*** Begin section ***
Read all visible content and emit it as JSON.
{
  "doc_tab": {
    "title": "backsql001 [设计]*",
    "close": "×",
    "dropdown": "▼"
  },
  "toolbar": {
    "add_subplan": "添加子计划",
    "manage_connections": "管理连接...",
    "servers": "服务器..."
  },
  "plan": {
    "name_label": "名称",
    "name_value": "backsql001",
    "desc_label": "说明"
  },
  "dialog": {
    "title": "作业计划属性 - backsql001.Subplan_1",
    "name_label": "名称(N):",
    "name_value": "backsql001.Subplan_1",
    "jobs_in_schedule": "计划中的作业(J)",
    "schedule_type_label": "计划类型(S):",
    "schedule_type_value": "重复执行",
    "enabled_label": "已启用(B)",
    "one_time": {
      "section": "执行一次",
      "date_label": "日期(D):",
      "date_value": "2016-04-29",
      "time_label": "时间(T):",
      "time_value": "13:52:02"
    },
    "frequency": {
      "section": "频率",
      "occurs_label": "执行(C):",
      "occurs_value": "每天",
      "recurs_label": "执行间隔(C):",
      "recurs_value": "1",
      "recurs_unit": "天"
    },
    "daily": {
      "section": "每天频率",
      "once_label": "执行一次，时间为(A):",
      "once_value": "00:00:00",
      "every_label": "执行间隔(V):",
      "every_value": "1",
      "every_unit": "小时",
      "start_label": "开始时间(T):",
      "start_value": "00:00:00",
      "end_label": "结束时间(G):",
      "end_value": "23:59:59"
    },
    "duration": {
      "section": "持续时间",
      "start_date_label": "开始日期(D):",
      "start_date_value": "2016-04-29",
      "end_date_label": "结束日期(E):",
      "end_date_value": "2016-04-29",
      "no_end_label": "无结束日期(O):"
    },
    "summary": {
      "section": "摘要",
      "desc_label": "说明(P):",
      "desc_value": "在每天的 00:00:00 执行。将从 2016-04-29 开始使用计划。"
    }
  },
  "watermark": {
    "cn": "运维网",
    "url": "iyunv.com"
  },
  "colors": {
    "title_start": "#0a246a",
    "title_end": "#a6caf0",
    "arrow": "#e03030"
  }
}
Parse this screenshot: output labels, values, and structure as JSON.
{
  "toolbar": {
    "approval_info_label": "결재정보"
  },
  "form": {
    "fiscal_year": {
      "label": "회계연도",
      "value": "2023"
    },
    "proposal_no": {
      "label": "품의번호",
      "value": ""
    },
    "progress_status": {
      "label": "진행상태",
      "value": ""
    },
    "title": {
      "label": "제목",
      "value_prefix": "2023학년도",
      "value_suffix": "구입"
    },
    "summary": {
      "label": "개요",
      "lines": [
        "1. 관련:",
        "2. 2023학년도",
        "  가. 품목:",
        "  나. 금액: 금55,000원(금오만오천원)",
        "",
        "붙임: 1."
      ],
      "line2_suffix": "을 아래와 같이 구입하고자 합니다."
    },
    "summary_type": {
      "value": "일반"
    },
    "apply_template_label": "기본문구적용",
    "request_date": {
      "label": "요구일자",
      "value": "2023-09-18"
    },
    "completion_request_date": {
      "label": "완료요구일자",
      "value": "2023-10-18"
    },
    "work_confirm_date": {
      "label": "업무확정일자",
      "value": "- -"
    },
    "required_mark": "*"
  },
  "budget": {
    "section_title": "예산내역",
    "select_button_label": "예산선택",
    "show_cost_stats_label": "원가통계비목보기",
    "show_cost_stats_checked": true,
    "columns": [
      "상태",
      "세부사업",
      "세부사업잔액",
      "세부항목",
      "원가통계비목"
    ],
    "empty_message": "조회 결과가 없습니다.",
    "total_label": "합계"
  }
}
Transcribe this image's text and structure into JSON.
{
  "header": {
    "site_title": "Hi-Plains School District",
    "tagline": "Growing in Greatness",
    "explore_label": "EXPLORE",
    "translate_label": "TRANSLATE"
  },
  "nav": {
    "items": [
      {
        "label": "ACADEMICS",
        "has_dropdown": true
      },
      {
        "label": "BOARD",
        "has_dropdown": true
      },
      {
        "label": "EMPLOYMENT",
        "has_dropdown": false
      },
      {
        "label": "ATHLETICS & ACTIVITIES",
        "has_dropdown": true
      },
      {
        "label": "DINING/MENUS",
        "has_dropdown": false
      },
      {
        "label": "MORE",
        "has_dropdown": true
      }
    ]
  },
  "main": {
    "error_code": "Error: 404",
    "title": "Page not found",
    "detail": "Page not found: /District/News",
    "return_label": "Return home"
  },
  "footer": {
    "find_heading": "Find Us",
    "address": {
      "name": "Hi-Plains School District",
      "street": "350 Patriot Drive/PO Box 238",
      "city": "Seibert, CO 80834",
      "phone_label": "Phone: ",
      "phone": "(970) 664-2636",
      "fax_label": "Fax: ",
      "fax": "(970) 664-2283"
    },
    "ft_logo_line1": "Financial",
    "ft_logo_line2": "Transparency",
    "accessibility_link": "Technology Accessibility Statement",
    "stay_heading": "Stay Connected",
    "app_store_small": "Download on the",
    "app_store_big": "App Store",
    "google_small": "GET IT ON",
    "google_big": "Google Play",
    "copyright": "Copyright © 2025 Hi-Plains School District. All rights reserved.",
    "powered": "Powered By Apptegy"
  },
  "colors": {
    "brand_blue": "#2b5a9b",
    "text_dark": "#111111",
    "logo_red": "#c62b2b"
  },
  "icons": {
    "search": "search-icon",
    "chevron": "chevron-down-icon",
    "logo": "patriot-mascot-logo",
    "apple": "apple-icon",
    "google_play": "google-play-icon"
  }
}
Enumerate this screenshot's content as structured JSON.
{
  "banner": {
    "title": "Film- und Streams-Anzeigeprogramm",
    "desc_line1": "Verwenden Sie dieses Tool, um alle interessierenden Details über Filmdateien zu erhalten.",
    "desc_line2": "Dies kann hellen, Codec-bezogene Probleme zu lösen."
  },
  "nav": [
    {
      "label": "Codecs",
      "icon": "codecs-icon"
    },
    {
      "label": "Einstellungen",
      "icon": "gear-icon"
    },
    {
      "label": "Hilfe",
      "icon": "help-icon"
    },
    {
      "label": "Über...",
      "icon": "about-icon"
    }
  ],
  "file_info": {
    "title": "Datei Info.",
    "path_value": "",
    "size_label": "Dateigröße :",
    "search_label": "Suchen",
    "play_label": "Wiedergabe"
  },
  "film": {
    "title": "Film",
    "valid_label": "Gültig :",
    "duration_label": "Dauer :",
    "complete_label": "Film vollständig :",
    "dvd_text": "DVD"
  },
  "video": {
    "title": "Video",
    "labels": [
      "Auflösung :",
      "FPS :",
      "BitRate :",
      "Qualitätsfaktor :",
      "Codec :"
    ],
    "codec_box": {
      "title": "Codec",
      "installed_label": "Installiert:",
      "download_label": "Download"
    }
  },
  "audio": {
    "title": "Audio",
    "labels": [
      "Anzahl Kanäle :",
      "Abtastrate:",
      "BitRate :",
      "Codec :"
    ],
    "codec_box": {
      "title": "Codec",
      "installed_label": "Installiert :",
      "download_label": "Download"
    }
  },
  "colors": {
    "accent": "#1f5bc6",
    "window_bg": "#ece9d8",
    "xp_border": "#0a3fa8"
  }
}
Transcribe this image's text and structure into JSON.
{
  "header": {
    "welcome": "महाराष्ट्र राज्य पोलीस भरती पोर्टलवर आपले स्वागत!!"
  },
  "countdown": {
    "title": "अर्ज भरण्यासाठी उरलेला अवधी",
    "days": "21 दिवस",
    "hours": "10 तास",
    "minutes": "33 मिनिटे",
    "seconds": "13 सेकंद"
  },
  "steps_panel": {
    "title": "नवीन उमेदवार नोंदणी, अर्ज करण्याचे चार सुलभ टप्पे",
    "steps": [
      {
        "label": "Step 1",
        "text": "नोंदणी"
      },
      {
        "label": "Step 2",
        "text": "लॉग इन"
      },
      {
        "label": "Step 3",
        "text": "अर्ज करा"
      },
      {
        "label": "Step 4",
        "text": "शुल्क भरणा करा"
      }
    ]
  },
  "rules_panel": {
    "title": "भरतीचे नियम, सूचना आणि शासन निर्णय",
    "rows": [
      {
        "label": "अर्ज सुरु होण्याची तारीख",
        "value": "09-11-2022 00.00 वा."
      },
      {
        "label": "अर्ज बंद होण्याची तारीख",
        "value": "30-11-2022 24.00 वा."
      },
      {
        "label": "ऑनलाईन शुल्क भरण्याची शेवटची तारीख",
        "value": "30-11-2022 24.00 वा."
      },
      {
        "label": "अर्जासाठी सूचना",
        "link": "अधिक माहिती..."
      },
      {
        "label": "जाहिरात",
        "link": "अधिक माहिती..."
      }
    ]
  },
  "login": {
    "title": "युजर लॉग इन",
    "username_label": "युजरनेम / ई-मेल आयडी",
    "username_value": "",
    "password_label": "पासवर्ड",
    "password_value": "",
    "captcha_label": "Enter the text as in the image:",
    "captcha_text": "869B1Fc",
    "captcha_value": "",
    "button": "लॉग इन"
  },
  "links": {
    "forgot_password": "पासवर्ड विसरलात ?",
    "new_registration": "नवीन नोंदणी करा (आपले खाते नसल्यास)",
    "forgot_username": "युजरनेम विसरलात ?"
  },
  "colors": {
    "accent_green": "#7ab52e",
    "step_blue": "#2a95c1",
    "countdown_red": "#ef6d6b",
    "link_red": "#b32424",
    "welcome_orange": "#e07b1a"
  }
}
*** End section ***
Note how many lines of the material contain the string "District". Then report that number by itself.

4